## TASK DIRECTIONS
Check every line of the material for the word "Local". Copy those that have it.

## SUPPLIED RECORDS
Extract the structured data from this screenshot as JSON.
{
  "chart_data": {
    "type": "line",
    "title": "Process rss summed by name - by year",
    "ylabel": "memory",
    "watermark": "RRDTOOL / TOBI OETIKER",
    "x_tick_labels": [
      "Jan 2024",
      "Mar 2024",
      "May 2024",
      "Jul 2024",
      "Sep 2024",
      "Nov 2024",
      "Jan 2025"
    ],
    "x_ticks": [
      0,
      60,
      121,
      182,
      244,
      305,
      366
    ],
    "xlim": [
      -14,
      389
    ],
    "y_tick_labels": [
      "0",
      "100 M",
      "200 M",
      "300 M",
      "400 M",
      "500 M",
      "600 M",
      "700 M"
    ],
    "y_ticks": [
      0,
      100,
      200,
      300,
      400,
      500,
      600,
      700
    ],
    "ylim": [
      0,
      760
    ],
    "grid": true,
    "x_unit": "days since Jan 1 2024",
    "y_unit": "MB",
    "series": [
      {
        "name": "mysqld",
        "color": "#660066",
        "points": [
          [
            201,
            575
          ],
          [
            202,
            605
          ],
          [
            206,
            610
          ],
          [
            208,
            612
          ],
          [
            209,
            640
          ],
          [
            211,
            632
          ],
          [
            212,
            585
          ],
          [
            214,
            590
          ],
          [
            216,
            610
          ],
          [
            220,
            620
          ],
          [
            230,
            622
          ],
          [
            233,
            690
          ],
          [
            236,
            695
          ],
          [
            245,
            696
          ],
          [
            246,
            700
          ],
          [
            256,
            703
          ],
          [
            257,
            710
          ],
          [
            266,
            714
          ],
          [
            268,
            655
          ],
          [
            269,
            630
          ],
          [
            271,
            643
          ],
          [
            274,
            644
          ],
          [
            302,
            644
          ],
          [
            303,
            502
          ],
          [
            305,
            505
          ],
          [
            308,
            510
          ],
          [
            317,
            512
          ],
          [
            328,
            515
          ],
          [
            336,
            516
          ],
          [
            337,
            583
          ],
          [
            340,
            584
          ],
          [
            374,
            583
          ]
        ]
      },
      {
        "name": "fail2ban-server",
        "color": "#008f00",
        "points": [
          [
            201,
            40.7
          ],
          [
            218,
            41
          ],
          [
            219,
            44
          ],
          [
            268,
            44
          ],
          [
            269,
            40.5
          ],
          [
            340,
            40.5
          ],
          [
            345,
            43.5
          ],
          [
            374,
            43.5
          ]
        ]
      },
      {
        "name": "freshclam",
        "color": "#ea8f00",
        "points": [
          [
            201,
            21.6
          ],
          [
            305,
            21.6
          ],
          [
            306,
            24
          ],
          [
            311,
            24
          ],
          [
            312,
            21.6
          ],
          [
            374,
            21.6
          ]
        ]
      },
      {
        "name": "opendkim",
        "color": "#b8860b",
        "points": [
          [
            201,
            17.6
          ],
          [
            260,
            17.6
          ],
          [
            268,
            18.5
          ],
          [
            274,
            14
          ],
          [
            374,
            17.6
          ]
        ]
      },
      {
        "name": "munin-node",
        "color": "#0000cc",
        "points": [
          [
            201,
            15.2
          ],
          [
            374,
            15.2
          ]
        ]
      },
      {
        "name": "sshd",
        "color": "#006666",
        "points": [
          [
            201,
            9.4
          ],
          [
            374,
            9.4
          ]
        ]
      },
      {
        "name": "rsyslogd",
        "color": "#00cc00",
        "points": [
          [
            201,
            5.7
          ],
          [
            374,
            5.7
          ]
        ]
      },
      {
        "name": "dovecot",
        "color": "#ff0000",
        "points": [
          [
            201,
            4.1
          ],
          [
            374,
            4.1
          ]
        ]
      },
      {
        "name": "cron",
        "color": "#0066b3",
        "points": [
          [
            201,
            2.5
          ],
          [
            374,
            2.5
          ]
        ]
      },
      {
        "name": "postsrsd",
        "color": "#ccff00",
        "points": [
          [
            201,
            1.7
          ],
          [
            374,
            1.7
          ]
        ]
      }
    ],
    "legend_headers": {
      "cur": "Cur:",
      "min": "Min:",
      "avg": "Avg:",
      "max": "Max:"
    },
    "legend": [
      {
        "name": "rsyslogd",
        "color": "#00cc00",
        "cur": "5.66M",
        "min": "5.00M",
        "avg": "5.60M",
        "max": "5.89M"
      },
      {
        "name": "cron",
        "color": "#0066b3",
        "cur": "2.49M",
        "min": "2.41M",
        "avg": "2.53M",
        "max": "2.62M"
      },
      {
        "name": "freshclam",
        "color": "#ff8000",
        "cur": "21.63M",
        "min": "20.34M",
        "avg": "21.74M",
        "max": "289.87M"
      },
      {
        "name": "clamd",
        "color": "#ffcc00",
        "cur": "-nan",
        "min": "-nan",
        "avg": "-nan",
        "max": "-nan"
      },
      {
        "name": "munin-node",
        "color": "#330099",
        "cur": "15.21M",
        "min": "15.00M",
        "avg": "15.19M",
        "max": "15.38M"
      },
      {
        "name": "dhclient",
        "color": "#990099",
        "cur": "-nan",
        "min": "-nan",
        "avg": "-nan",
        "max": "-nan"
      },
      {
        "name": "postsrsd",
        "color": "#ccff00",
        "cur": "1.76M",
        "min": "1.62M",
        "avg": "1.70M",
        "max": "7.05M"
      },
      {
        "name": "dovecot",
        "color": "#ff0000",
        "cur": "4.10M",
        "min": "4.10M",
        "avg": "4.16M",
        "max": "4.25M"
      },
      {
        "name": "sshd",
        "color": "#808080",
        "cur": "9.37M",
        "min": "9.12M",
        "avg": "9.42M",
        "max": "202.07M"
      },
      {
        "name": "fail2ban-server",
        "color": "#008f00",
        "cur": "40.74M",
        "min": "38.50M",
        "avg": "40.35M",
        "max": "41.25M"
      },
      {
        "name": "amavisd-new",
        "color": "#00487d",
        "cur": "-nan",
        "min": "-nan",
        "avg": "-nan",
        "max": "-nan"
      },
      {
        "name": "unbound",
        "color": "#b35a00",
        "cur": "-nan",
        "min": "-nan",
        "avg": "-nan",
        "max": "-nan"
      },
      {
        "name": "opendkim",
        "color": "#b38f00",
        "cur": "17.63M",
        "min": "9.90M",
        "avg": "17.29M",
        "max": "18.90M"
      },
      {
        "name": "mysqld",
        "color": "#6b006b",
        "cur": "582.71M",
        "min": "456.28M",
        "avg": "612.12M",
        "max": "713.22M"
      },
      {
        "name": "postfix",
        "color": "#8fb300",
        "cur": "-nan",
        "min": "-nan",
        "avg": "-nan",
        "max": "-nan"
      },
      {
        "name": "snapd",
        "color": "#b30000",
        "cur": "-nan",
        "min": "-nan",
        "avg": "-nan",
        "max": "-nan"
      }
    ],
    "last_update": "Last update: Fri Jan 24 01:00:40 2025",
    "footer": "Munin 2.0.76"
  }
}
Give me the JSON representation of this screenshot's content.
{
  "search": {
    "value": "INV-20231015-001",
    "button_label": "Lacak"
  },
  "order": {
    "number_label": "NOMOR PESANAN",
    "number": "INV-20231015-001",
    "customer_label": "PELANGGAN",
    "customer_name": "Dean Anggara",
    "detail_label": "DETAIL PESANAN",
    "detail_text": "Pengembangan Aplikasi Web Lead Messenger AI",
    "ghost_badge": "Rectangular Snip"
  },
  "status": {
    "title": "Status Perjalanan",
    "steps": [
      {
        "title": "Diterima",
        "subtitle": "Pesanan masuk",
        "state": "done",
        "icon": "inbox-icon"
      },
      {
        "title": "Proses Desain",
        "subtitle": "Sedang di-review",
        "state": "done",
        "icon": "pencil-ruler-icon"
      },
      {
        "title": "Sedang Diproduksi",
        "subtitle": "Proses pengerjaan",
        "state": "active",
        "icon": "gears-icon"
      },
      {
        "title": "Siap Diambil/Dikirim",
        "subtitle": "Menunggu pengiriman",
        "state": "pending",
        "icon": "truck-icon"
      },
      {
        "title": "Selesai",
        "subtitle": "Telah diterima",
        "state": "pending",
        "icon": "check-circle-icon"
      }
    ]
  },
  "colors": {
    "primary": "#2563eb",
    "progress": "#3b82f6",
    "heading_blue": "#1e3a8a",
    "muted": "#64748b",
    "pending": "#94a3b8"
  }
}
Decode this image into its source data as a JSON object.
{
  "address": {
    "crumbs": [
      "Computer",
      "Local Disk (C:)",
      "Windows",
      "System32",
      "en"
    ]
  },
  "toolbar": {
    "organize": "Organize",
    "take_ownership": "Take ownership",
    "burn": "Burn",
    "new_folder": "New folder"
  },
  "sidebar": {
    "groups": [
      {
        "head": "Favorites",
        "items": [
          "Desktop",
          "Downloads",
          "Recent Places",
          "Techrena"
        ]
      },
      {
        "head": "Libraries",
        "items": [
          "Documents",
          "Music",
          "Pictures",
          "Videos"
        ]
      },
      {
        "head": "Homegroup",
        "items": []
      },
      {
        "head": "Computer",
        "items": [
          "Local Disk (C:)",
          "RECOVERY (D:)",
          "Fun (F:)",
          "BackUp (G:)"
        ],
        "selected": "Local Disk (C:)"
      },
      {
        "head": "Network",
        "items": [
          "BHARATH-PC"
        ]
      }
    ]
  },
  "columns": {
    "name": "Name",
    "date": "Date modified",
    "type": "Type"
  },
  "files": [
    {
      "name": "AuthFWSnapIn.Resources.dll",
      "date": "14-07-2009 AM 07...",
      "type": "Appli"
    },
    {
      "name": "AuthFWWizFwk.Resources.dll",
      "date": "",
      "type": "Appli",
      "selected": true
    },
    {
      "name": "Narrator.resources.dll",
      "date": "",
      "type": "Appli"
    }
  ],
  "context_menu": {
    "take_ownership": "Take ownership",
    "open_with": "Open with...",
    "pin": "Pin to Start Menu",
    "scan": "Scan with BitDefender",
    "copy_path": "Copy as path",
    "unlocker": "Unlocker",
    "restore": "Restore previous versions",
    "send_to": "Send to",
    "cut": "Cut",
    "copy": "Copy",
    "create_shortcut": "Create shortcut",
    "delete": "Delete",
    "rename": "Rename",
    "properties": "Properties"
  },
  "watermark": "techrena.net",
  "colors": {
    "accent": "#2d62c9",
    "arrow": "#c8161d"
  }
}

## EXPECTED OUTPUT
      "Local Disk (C:)",
          "Local Disk (C:)",
        "selected": "Local Disk (C:)"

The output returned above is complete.